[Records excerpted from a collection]
════════

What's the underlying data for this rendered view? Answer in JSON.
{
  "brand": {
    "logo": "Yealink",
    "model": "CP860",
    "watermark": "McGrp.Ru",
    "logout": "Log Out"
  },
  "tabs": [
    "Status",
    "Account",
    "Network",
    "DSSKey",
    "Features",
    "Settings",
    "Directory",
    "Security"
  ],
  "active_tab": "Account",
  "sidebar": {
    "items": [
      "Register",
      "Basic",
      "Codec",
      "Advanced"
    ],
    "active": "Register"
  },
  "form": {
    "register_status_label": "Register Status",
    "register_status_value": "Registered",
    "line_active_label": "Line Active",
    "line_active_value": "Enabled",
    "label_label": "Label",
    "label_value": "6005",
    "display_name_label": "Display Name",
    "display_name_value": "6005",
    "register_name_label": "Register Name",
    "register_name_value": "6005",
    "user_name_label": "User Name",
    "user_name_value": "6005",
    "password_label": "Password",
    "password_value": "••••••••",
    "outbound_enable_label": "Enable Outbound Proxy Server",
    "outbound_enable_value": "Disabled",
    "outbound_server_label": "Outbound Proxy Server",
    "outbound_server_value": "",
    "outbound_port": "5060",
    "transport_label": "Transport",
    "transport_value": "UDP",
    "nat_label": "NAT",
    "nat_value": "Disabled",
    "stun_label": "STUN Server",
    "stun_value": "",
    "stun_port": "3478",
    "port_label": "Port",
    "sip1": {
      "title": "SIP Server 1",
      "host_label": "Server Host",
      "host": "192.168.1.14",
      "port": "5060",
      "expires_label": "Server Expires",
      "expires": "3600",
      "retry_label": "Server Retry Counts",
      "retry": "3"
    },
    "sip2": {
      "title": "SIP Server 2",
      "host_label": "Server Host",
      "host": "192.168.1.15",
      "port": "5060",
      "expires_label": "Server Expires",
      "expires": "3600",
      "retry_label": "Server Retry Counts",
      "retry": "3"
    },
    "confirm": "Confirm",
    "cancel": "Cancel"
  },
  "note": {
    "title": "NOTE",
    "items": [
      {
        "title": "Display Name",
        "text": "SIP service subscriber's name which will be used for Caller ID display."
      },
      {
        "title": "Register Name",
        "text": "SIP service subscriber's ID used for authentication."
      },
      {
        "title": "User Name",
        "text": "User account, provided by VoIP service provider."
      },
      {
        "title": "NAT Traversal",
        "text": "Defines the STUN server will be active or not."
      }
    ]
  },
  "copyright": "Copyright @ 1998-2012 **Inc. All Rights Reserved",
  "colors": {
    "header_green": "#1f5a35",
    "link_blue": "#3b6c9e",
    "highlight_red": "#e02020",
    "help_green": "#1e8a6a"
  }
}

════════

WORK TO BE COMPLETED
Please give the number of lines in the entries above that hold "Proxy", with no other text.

WRITTEN SOLUTION
2